I began my morning this day watching video of Pastor Ingrid walking around the neighborhood where Holy Trinity is located near Lake Street in Minneapolis. Pastor Ingrid is one of the pastors there. Holy Trinity has been serving as a medic station and being God’s hands and feet in this time. As I watched, my heart broke. Years of inequality led to this response. George Floyd should not have been murdered.
Then a few days, after George’s death, a police officer in Grand Forks, ND was killed in the line of duty. Officer Cody Holte was living out his calling when he was shot. Again my heart breaks.
The juxtaposition of these two deaths this week ways incredibly heavy on my heart. A man Cody Holte who was upholding the law and serving out his vocation in life shot while doing so. Another man George Floyd who was simply killed because of the color of his skin.
As the smoke fills the air, I know we must do better. A friend shared some reflection questions this morning that I am sitting with today and for the days to come. Where is their anger coming from? What would it feel like to fear those who are supposed to protect you?
My heart breaks again. Years of injustice laid out before our very eyes. “The violence and destruction that we have experienced the last two nights are symptoms of generations of inequality.” (Pr. Ingrid Rasmussen) Do you hear it? Do you see it? Or are you blind to it?
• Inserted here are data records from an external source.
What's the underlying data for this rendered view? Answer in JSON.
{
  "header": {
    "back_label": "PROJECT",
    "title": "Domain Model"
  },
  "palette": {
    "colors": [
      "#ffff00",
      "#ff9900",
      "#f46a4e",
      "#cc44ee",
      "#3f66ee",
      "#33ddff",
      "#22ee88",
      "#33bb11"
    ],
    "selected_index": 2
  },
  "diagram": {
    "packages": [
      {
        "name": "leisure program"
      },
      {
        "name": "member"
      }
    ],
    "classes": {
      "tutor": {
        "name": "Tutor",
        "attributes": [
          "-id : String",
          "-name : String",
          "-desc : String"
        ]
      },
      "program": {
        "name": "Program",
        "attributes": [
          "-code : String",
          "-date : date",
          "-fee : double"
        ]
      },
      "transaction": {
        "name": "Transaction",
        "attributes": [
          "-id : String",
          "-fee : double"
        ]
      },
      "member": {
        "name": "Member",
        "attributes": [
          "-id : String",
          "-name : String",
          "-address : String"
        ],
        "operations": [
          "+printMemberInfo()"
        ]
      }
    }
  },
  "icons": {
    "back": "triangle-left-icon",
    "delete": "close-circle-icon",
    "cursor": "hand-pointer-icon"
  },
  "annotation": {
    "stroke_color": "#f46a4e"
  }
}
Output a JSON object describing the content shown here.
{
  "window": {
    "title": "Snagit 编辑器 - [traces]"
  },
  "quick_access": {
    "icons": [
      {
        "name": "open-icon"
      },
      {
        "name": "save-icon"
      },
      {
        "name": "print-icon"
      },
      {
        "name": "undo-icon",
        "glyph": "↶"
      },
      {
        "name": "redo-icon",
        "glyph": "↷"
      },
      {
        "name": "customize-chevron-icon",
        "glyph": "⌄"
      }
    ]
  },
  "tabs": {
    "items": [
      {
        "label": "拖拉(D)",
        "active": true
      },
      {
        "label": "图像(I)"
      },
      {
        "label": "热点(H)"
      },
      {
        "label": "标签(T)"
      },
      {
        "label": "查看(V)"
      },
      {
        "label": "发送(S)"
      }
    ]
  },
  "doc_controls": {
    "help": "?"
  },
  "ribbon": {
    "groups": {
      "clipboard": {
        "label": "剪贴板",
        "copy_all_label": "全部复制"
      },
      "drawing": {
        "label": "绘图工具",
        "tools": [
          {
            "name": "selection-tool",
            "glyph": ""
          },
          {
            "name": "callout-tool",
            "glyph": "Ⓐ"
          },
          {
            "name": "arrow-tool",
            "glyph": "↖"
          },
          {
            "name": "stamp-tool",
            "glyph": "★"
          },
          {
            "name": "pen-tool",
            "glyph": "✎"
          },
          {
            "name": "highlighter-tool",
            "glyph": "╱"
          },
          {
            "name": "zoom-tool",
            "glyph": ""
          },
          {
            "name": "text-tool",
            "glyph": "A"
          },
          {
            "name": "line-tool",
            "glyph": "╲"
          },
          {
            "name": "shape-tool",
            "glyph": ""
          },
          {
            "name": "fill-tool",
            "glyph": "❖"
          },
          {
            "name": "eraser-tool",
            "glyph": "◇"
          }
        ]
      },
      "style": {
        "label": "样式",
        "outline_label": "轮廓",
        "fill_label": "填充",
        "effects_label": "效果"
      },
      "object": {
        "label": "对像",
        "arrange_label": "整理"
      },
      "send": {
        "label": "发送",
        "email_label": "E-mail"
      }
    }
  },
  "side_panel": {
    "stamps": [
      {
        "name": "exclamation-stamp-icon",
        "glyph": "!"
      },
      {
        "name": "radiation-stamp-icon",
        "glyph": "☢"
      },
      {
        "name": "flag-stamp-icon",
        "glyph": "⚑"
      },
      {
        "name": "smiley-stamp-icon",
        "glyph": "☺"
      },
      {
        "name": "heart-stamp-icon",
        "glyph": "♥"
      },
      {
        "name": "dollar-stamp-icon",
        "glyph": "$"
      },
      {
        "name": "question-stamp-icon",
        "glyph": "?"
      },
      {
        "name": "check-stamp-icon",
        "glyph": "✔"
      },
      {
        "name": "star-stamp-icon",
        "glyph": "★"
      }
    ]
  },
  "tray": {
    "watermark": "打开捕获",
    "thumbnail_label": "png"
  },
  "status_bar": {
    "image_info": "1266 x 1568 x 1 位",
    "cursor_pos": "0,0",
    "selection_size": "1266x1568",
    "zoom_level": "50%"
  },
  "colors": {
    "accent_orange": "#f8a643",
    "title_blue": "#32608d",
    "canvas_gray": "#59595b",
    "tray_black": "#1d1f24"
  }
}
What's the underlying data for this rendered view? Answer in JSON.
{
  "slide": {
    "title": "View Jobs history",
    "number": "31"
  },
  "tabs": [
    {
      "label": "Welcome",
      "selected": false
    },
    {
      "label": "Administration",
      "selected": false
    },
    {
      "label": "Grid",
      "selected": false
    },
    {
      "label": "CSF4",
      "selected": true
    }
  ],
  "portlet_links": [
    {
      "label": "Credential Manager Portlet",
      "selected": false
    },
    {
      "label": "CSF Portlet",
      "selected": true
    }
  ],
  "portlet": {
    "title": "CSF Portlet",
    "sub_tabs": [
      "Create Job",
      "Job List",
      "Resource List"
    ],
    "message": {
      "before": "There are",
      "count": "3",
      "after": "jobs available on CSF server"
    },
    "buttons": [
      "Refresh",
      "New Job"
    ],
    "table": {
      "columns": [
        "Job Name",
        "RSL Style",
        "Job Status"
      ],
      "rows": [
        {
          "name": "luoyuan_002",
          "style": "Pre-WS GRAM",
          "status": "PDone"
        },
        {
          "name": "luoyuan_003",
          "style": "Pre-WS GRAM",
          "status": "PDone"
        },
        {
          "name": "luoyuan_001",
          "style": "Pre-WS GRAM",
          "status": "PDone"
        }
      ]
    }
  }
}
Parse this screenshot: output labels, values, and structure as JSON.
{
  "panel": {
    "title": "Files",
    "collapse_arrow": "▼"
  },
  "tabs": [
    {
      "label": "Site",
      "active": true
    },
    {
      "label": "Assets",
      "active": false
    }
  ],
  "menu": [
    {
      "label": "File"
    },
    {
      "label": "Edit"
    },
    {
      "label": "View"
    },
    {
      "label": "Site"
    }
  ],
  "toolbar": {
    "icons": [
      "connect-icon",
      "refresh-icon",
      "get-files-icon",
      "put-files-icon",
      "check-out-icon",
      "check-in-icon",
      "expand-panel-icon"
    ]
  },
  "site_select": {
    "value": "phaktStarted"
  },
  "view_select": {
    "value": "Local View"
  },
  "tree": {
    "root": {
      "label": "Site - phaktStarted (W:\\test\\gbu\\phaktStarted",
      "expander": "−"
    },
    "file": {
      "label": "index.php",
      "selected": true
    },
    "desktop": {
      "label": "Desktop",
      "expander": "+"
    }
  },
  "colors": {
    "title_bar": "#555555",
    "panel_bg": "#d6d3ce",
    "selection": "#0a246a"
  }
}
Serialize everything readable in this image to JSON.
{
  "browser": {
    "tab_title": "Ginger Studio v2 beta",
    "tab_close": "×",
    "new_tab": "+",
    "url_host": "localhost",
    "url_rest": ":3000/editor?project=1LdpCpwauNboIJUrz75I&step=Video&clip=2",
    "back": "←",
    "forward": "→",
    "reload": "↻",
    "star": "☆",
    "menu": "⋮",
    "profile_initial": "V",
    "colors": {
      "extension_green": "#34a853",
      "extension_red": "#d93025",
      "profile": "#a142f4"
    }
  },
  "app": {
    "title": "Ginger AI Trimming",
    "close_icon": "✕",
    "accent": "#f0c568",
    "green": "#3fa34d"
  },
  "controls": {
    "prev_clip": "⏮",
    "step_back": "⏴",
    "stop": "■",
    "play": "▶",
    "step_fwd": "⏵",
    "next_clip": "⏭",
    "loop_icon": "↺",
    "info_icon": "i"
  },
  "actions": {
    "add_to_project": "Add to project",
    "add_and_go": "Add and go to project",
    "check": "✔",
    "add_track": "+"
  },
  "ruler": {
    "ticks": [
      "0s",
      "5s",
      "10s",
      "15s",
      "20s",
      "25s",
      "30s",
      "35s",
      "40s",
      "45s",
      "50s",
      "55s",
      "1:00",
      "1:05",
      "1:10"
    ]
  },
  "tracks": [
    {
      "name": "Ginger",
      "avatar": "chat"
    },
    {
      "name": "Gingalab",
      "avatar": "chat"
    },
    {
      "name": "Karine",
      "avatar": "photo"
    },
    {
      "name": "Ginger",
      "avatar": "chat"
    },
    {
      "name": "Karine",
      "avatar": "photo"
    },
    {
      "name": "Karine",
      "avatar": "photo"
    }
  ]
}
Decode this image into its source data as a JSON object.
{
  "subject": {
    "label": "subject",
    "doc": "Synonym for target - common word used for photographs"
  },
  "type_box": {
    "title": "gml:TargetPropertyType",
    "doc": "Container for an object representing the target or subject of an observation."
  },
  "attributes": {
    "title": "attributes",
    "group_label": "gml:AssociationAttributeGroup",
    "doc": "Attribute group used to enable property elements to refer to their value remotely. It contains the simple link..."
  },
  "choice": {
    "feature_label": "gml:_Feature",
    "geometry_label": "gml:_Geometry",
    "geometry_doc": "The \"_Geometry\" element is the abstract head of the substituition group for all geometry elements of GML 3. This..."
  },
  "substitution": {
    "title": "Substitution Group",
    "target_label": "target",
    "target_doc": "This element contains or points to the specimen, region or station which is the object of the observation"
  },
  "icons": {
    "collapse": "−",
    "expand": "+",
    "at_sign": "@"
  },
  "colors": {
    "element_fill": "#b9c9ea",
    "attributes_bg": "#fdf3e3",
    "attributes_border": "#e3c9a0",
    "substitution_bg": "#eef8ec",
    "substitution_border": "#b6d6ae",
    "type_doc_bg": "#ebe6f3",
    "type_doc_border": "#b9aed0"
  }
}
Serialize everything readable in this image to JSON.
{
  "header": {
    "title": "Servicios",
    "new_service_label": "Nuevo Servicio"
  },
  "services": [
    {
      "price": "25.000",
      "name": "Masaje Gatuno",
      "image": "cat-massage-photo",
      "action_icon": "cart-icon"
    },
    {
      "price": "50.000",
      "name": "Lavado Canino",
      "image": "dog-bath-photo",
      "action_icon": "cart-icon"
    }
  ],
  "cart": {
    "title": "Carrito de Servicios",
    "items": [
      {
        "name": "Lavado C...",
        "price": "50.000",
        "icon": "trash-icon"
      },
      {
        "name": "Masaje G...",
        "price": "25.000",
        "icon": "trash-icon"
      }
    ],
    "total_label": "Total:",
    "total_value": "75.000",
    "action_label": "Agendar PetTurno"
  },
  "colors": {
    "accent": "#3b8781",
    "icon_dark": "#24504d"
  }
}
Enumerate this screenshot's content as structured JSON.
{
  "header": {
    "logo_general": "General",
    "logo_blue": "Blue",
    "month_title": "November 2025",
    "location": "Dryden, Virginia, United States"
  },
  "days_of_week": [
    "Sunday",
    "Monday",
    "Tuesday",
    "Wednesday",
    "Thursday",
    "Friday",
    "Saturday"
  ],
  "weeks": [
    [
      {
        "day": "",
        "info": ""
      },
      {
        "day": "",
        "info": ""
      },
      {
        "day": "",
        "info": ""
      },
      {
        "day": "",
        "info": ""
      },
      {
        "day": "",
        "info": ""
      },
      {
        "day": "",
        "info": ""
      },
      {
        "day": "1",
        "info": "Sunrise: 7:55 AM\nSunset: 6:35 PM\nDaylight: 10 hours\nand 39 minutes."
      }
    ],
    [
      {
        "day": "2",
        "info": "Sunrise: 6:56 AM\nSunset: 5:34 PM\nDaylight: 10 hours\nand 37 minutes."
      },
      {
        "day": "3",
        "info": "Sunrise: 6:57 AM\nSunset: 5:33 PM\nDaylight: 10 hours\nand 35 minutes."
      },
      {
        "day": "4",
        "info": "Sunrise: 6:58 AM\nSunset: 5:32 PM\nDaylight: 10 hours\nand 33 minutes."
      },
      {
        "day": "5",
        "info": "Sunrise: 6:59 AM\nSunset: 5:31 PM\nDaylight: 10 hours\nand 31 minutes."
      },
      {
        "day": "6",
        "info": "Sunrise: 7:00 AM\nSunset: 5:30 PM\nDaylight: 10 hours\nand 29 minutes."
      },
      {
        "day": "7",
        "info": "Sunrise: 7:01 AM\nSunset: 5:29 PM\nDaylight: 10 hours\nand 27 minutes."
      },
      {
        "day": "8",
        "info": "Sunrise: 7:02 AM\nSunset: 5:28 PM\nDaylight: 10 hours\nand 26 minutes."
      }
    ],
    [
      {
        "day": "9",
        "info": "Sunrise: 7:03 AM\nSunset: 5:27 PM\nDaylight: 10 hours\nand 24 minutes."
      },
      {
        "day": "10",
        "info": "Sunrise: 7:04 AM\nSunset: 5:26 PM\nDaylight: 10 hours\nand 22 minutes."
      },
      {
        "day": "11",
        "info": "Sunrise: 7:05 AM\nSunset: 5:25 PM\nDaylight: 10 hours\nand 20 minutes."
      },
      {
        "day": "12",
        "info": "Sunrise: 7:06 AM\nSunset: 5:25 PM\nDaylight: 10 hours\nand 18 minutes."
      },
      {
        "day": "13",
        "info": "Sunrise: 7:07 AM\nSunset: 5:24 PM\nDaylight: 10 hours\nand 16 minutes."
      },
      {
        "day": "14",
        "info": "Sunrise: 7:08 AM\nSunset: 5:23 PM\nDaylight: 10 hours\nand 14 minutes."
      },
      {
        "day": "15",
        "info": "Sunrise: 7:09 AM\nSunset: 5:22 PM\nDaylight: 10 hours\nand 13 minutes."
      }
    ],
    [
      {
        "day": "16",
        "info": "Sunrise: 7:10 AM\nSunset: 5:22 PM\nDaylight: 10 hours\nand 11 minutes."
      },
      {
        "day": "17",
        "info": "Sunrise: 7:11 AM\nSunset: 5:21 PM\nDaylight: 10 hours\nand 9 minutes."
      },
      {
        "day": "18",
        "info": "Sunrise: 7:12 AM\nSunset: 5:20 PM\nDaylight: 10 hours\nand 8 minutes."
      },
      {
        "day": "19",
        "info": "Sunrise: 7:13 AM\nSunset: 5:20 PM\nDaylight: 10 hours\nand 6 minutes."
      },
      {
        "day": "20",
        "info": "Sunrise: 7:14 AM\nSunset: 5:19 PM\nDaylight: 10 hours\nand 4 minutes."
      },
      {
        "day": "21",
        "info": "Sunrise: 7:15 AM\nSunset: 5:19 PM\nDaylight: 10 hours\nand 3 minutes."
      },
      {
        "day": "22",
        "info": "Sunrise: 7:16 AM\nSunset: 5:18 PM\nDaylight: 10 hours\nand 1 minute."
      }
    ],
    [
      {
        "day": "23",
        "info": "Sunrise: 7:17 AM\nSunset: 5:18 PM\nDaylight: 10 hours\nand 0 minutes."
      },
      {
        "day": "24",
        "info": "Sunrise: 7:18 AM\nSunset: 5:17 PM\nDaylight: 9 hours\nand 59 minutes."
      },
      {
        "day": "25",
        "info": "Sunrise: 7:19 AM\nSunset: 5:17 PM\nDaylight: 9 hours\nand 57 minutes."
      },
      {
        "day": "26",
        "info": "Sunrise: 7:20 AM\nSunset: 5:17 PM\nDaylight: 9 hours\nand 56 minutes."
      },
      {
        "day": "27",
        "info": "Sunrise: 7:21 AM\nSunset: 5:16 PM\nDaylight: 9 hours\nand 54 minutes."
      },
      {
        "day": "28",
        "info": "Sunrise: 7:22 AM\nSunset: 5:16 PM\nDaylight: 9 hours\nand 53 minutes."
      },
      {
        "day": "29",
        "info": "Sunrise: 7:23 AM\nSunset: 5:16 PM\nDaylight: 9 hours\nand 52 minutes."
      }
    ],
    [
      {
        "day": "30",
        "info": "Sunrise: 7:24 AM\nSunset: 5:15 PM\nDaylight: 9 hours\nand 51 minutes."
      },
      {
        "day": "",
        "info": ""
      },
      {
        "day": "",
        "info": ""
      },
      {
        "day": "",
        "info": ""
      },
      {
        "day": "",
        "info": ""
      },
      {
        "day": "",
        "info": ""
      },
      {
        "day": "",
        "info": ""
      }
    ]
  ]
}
For far to long, I’ve been blind, but I can no longer be blind to it. Yet I know because of my own white privilege, I’ve failed. I’ve failed at speaking up for my friends with brown and black bodies when they’ve encountered racism. Because of my own white privilege, I have not feared when a police officer has pulled me over. Because of my own white privilege, I’d much rather sit in my own comfort than stand in discomfort speaking up for justice.
No longer, friends! I will speak up when I see racism happening. I will stand in my own discomfort naming the injustices of our world. I will name all the times I’ve let my own white privilege lead to my complacency. I will do all of these things so this doesn’t happen again. I will speak the names of those who can no longer speak their own names: George Floyd, Armaud Arbery, Philando Castile, Breonna Taylor, Trayvon Martin and so many others…because they were killed unjustly.
Today I will also speak the name of Officer Cody Holte who was one of the good cops…who lived his calling passionately…to serve and protect ALL people.
Death swirls all around us. Death will happen as long as their is injustice, evil and hate in our broken sinful world. And because of death, are dreams deferred or do they explode in the words of the Langston Hughes poem “Harlem?”
Harlem By Langston Hughes
What happens to a dream deferred?
Does it dry up
like a raisin in the sun?
Or fester like a sore—
And then run?
Does it stink like rotten meat?
Or crust and sugar over—
like a syrupy sweet?
Maybe it just sags
like a heavy load.
Or does it explode?
As fires blaze, as officers stand to protect the neighborhood, as Holy Trinity reaches out to serve their neighbor, we see that dreams deferred explode. Explode because of injustice and inequality. Explode because of hate and evil. Explode because of sinfulness.
Jesus, give us eyes and ears to see and hear injustice. Jesus, come and bring your peace; the peace that passes all human understanding.
Lord, have mercy.
Christ, have mercy.